Last Sunday, I spoke to one of the players and started talking with him about the concept he wanted to play, as well as nailing down some of the alternative history which the campaign is set in (possibly a topic to revisit later). On Thursday, I spoke to two more of the players about their characters and got fairly good partial presentations of those.
And I noticed something which all three players did. It's understandable considering the system we'll be using for this game, but nonetheless, it's somehow ...troubling.
A Stage Set for a Particular Kind of Action
If you've been following this particular saga, you'll know that the system selected for this action is HERO System 6e, more specifically a custom derivative in the superhero genre resplendent with powers and odd special abilities.
Fun bit of trivia #1: Volume 1 of the 6e rules (affectionately called "6E1") runs approximately 460 pages.
Fun bit of trivia #2: Pp. 117–412, or 296 pages, or 64.3% of 6E1, are dedicated to the creation, customization, beefing up, limiting, or organizing of powers.
To a point, the focus makes sense. There was no Hero System in its first incarnation; it literally was Champions. The running of the superhero campaign was its only raison d'être.
Even after its outgrowth into the nebulous realm of the generic game, the presentation of powers is still critical to its purpose. Take a superpower, add incantations and gesticulations, and you have a spell. Select just the ego-based effects and use only the mental combat system, and you've got psionics. Stick superpowers into package deals, and you've got a quick and easy template for stamping out aliens. And so on. A good generic system has to have a way of handling all manner of extreme and corner cases.
The Big Rock
So, we have a system with the 800-pound gorilla of power creation mechanics. It takes up more than half the book the players will use to create their characters. It is the game's best foot, and the game puts it forward.
What do you think is going to take up most of the players' attention?
It happened in varying degrees. All three ended up focusing more on the powers the character has and less on the person behind the powers.
One of the three very nearly escaped the trap, but didn't quite. He had enough gumption to plan out things like nationality and career, but details still fell by the wayside.
One didn't simply fall for the trap, he did a swan dive into it, made nary a ripple, and didn't come up for air until days later. He was all about the power concept. Character concept, not so much.
That's the part I find troubling.
Disease, symptom, or hypochondria?
I have to consider that last possibility too. The game as I'm setting it up is 25% demo of a system other than a D&D derivative, 25% attempt to play something other than a D&D derivative, 20% scratching that persistent GMing itch, 15% attempt to find a regular group to have a non-episodic campaign with, and 15% undecided.
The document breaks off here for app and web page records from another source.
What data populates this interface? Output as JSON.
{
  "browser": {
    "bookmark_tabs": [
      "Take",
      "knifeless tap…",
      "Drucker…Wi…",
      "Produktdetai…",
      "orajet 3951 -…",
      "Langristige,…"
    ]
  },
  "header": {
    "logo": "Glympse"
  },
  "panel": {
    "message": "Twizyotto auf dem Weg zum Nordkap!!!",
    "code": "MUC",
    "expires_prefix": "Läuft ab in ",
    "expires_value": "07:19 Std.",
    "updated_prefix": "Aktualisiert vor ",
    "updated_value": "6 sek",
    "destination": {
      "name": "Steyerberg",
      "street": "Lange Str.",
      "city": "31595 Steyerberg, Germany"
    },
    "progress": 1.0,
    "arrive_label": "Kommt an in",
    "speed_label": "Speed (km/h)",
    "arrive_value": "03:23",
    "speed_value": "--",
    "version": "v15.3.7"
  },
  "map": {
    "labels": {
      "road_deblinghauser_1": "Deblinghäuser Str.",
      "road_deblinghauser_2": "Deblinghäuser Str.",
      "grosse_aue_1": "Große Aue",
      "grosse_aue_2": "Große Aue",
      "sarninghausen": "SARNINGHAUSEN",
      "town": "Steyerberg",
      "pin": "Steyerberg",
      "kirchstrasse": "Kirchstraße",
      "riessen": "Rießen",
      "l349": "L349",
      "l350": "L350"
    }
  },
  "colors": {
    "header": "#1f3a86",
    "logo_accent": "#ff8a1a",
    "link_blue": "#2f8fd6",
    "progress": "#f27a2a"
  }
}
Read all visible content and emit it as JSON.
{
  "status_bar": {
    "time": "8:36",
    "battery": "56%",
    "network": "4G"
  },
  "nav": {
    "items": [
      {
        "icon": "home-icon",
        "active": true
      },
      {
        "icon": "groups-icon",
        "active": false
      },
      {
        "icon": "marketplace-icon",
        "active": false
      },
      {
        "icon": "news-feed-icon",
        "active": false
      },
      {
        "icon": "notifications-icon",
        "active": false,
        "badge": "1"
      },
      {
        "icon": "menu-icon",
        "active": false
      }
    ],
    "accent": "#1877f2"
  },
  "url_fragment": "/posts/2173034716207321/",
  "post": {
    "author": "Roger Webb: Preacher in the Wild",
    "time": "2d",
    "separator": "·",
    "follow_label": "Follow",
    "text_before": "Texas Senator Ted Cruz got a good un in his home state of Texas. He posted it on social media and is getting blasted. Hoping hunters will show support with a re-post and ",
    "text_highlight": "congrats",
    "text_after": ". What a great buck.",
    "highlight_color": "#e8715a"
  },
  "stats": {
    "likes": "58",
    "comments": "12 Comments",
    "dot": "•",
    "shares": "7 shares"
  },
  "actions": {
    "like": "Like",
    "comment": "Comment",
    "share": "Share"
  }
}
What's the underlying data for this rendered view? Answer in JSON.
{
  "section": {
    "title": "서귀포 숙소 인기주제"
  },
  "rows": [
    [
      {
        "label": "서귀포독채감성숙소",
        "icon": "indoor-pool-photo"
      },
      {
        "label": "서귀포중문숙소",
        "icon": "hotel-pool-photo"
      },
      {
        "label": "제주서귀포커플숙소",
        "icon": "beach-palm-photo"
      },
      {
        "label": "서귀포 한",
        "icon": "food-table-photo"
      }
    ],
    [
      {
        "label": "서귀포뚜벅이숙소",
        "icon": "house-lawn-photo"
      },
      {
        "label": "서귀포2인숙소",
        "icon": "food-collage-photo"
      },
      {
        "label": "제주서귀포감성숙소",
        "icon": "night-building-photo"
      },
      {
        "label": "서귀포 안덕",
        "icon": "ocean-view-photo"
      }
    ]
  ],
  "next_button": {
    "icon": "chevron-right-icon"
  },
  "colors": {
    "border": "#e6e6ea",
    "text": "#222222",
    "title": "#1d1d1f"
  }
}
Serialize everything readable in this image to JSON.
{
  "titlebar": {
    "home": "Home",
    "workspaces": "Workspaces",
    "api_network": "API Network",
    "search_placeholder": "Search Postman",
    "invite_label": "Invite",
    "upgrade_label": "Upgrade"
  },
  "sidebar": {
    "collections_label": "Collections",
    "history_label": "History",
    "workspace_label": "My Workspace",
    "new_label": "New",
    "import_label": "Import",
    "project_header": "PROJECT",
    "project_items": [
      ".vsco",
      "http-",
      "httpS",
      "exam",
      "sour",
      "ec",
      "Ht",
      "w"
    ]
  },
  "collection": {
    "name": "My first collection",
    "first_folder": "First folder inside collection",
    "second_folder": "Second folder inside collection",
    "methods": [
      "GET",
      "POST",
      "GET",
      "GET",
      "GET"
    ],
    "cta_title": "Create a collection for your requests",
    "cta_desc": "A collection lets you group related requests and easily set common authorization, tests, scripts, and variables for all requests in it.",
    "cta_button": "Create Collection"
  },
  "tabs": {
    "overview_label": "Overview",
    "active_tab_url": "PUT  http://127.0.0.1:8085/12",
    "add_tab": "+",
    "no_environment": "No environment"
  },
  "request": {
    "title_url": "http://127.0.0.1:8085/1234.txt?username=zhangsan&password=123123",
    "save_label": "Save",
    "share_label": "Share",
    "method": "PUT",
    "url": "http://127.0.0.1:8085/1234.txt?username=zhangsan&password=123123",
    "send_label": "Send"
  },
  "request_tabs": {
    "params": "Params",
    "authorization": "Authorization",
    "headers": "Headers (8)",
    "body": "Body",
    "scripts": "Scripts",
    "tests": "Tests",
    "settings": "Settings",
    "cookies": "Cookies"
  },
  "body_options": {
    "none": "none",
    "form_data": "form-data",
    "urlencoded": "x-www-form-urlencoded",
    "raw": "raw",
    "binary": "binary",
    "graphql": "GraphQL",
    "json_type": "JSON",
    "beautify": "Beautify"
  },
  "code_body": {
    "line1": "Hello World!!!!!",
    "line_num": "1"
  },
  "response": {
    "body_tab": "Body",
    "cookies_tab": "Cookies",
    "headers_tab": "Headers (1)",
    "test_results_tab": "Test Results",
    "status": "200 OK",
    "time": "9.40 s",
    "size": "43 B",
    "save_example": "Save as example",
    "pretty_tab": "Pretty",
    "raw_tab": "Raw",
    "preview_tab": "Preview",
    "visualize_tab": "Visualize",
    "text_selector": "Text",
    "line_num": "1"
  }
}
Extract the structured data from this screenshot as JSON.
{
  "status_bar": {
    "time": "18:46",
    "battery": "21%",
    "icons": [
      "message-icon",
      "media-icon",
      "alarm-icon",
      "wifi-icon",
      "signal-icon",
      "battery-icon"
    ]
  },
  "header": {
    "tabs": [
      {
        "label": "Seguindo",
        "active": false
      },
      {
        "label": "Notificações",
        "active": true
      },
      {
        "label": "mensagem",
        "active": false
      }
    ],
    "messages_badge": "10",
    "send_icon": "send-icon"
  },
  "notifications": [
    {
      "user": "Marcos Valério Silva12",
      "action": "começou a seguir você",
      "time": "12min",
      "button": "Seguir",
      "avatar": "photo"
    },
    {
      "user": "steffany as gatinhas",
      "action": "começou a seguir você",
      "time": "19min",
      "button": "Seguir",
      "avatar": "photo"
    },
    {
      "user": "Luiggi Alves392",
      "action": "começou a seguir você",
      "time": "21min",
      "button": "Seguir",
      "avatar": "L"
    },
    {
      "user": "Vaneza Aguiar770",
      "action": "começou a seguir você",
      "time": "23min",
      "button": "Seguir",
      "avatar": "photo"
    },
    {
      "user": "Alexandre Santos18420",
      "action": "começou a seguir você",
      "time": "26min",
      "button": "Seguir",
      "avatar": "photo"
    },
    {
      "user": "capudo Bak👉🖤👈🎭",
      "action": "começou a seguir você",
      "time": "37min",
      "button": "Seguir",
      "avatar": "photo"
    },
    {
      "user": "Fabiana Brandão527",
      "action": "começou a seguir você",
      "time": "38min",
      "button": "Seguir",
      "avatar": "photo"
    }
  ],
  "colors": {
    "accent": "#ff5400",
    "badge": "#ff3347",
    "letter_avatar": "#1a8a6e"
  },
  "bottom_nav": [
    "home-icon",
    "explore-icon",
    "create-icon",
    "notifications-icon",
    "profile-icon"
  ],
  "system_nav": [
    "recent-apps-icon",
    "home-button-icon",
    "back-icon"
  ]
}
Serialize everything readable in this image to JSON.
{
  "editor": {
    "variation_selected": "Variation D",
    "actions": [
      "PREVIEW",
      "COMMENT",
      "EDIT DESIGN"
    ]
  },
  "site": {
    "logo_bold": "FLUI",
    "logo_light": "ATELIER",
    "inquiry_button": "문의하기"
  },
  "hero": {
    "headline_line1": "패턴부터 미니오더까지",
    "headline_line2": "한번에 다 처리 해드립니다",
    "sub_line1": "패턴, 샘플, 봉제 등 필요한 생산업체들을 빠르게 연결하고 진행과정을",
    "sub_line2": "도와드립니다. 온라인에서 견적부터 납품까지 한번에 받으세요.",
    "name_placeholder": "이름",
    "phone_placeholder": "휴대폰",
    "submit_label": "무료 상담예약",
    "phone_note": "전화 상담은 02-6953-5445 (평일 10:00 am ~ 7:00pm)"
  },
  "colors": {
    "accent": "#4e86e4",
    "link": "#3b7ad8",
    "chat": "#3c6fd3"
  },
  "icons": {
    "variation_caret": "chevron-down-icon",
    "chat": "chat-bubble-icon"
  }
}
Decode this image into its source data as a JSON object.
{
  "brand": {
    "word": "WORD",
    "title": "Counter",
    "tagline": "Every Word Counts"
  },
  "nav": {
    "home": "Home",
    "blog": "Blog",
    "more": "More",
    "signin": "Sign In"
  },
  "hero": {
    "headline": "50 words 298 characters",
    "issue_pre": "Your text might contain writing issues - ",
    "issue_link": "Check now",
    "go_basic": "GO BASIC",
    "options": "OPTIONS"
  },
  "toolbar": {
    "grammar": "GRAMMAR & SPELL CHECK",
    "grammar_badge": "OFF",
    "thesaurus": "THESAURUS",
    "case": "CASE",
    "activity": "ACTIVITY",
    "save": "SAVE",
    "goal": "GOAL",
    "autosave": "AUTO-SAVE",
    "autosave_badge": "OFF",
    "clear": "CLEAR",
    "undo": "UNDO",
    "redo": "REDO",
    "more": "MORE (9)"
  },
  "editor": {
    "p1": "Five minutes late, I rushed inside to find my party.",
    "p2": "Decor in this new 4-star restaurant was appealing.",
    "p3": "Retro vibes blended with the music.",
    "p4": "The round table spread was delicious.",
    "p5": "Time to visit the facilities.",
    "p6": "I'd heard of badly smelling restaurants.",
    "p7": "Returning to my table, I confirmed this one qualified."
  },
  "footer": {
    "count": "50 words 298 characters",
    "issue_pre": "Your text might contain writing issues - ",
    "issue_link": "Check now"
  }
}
As part of a demo, my inclination would be to put the system's best foot forward too, and that would be the power system. It's remotely possible that I encouraged the behavior. Does that mean there's not a problem? Maybe, or it means that I fell for the trap myself.
That thinking unfortunately draws the question back one frame of reference, from "What do we do about the problem?" back to "Does the problem even exist?" or "What is the problem?"
Well, is there a problem?
The problem is that it's possible (not guaranteed, but it can happen) that the special features of a system will sidetrack a player. Rather than focus on the character as a whole or who the character is deep down, the player's attention is lured by the system's glitter. The prognosis: Shiny, glittery characters with one or two incredibly neat features but very little substance underneath. Characters that are no so much "people" as "special effects." Or pawns.
And this is happening in a pastime that is called, in theory, "roleplaying." While there are many ways to play these games—strategically, tactically, and achievement-oriented included—swinging the character around by his collected abilities feels like a serious deviation from the original intention.
Is it a problem here?
I would have to say maybe not. As I ultimately concluded in my previous post on campaign creation, if it's going to be a very short or demo campaign, not every detail has to be fleshed out to its fullest. We only need roughed-in forms, so any further decisions we make on the spot will have some shreds of guidance.
In that same way, the player characters need little more than the roughed-in forms, and the mechanical minima to function within the system. That includes things like powers.
The thing is, in HERO, that also includes things like Complications, which provide hooks for the GM to drag characters into situations. These are usually based on the character. So some systems require more character to begin with than others.
Is a solution possible?
I would think so. Some games make a bigger deal of characters than others. HERO and GURPS are the high-end cases, where very small, particular personal attributes could make it into the character. Others, often story games like Primetime Adventures and Fiasco only make hay with the most prominent character features; an entire character may fit on an index card and require 10-15 words if that. More complicated games generally require more characterization. Less complicated games make it easier to play without full characterization, but "proper" roleplaying can still be done.
If further character definition is required, perhaps a bunch of questions can be compiled, in the same way that some games provide questionnaires for campaign creation. This could be a future project.
Is a solution necessary?
That depends on what kind of game you want to play.